= Beginning of Section =

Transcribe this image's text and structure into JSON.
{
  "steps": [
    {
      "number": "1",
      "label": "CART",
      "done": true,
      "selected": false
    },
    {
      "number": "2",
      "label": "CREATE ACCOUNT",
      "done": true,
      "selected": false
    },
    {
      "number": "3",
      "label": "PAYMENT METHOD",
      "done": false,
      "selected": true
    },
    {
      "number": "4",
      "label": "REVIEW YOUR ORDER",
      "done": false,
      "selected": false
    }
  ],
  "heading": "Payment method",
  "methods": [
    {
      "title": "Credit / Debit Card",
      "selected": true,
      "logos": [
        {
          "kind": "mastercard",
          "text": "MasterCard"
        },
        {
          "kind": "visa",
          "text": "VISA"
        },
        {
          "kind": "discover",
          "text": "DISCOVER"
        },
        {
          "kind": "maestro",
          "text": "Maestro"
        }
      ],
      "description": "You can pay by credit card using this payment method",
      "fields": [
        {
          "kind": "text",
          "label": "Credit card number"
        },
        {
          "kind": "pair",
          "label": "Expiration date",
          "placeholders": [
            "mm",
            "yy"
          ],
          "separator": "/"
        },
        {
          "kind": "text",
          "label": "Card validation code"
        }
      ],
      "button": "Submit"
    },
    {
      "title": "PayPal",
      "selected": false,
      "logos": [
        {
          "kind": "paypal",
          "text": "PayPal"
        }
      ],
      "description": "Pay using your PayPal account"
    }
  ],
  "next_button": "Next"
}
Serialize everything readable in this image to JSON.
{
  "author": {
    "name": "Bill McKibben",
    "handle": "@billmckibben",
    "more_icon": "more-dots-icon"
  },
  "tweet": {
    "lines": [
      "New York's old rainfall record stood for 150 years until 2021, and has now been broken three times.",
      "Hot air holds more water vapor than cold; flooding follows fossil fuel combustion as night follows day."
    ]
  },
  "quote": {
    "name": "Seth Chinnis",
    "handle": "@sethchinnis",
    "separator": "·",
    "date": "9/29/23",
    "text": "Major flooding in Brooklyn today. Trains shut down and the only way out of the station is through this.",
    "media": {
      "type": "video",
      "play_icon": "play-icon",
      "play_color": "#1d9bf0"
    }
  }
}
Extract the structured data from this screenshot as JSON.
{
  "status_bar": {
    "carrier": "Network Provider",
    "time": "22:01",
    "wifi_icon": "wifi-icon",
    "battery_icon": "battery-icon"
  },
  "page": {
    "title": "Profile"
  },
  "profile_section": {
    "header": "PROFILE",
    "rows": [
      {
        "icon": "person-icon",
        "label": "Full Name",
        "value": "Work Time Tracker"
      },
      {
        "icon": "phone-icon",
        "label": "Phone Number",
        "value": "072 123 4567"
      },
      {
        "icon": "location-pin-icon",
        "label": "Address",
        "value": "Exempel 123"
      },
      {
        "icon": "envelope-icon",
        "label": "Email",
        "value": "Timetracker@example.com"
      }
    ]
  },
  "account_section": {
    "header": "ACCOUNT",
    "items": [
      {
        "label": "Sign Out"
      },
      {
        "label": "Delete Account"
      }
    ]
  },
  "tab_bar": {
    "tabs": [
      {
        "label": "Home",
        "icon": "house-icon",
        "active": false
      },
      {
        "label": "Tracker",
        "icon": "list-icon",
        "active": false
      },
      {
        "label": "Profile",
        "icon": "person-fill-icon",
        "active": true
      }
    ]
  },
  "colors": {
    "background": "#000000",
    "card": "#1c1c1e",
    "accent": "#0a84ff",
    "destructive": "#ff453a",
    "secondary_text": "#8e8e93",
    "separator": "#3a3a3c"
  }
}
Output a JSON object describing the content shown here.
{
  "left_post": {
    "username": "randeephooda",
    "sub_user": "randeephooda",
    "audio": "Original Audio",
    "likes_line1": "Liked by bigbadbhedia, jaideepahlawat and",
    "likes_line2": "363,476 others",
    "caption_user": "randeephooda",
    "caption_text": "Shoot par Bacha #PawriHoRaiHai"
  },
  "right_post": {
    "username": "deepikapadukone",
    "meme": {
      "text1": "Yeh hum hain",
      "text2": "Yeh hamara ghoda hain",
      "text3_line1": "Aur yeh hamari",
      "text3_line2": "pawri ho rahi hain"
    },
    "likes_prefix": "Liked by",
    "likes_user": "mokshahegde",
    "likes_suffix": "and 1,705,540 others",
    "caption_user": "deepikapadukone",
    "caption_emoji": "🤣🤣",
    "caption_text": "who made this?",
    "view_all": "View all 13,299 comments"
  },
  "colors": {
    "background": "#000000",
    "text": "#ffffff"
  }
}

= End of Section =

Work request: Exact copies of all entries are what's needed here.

Your response:
Transcribe this image's text and structure into JSON.
{
  "steps": [
    {
      "number": "1",
      "label": "CART",
      "done": true,
      "selected": false
    },
    {
      "number": "2",
      "label": "CREATE ACCOUNT",
      "done": true,
      "selected": false
    },
    {
      "number": "3",
      "label": "PAYMENT METHOD",
      "done": false,
      "selected": true
    },
    {
      "number": "4",
      "label": "REVIEW YOUR ORDER",
      "done": false,
      "selected": false
    }
  ],
  "heading": "Payment method",
  "methods": [
    {
      "title": "Credit / Debit Card",
      "selected": true,
      "logos": [
        {
          "kind": "mastercard",
          "text": "MasterCard"
        },
        {
          "kind": "visa",
          "text": "VISA"
        },
        {
          "kind": "discover",
          "text": "DISCOVER"
        },
        {
          "kind": "maestro",
          "text": "Maestro"
        }
      ],
      "description": "You can pay by credit card using this payment method",
      "fields": [
        {
          "kind": "text",
          "label": "Credit card number"
        },
        {
          "kind": "pair",
          "label": "Expiration date",
          "placeholders": [
            "mm",
            "yy"
          ],
          "separator": "/"
        },
        {
          "kind": "text",
          "label": "Card validation code"
        }
      ],
      "button": "Submit"
    },
    {
      "title": "PayPal",
      "selected": false,
      "logos": [
        {
          "kind": "paypal",
          "text": "PayPal"
        }
      ],
      "description": "Pay using your PayPal account"
    }
  ],
  "next_button": "Next"
}
Serialize everything readable in this image to JSON.
{
  "author": {
    "name": "Bill McKibben",
    "handle": "@billmckibben",
    "more_icon": "more-dots-icon"
  },
  "tweet": {
    "lines": [
      "New York's old rainfall record stood for 150 years until 2021, and has now been broken three times.",
      "Hot air holds more water vapor than cold; flooding follows fossil fuel combustion as night follows day."
    ]
  },
  "quote": {
    "name": "Seth Chinnis",
    "handle": "@sethchinnis",
    "separator": "·",
    "date": "9/29/23",
    "text": "Major flooding in Brooklyn today. Trains shut down and the only way out of the station is through this.",
    "media": {
      "type": "video",
      "play_icon": "play-icon",
      "play_color": "#1d9bf0"
    }
  }
}
Extract the structured data from this screenshot as JSON.
{
  "status_bar": {
    "carrier": "Network Provider",
    "time": "22:01",
    "wifi_icon": "wifi-icon",
    "battery_icon": "battery-icon"
  },
  "page": {
    "title": "Profile"
  },
  "profile_section": {
    "header": "PROFILE",
    "rows": [
      {
        "icon": "person-icon",
        "label": "Full Name",
        "value": "Work Time Tracker"
      },
      {
        "icon": "phone-icon",
        "label": "Phone Number",
        "value": "072 123 4567"
      },
      {
        "icon": "location-pin-icon",
        "label": "Address",
        "value": "Exempel 123"
      },
      {
        "icon": "envelope-icon",
        "label": "Email",
        "value": "Timetracker@example.com"
      }
    ]
  },
  "account_section": {
    "header": "ACCOUNT",
    "items": [
      {
        "label": "Sign Out"
      },
      {
        "label": "Delete Account"
      }
    ]
  },
  "tab_bar": {
    "tabs": [
      {
        "label": "Home",
        "icon": "house-icon",
        "active": false
      },
      {
        "label": "Tracker",
        "icon": "list-icon",
        "active": false
      },
      {
        "label": "Profile",
        "icon": "person-fill-icon",
        "active": true
      }
    ]
  },
  "colors": {
    "background": "#000000",
    "card": "#1c1c1e",
    "accent": "#0a84ff",
    "destructive": "#ff453a",
    "secondary_text": "#8e8e93",
    "separator": "#3a3a3c"
  }
}
Output a JSON object describing the content shown here.
{
  "left_post": {
    "username": "randeephooda",
    "sub_user": "randeephooda",
    "audio": "Original Audio",
    "likes_line1": "Liked by bigbadbhedia, jaideepahlawat and",
    "likes_line2": "363,476 others",
    "caption_user": "randeephooda",
    "caption_text": "Shoot par Bacha #PawriHoRaiHai"
  },
  "right_post": {
    "username": "deepikapadukone",
    "meme": {
      "text1": "Yeh hum hain",
      "text2": "Yeh hamara ghoda hain",
      "text3_line1": "Aur yeh hamari",
      "text3_line2": "pawri ho rahi hain"
    },
    "likes_prefix": "Liked by",
    "likes_user": "mokshahegde",
    "likes_suffix": "and 1,705,540 others",
    "caption_user": "deepikapadukone",
    "caption_emoji": "🤣🤣",
    "caption_text": "who made this?",
    "view_all": "View all 13,299 comments"
  },
  "colors": {
    "background": "#000000",
    "text": "#ffffff"
  }
}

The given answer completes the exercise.